-- Prompt --
Each line below that contains "label" should be counted. Give only the total.

-- Dataset extract --
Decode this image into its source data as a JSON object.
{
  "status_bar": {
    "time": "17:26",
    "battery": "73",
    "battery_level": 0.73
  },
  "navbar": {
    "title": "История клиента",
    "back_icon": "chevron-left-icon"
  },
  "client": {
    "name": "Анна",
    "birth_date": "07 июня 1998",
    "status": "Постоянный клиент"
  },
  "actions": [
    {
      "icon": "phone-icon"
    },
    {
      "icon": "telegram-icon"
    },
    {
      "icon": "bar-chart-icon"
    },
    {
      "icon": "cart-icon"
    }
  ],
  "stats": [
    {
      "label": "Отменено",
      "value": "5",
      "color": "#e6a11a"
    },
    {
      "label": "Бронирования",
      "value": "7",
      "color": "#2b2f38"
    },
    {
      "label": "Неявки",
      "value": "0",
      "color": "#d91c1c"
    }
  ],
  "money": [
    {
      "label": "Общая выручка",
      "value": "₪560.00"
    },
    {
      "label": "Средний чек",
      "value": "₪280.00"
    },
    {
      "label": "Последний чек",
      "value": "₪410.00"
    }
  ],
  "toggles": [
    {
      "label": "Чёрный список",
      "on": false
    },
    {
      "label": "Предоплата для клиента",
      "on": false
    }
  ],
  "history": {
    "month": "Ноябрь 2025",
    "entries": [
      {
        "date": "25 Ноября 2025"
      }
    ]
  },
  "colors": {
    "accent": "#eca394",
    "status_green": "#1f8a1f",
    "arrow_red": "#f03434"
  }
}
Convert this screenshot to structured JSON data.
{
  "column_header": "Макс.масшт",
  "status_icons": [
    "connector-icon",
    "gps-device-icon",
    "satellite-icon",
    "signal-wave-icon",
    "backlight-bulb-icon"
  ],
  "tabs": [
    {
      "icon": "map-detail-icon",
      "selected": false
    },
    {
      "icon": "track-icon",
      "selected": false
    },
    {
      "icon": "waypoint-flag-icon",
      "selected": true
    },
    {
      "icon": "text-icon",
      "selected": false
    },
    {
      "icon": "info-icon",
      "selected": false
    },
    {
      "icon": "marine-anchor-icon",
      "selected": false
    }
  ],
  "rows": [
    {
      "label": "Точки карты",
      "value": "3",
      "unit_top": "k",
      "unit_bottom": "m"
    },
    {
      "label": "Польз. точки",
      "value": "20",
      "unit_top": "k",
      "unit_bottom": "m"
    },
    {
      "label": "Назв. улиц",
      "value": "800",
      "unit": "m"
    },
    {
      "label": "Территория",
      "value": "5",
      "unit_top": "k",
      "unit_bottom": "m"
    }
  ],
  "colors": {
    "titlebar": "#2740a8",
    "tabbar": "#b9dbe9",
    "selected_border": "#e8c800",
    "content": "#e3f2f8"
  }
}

-- Response to this task --
12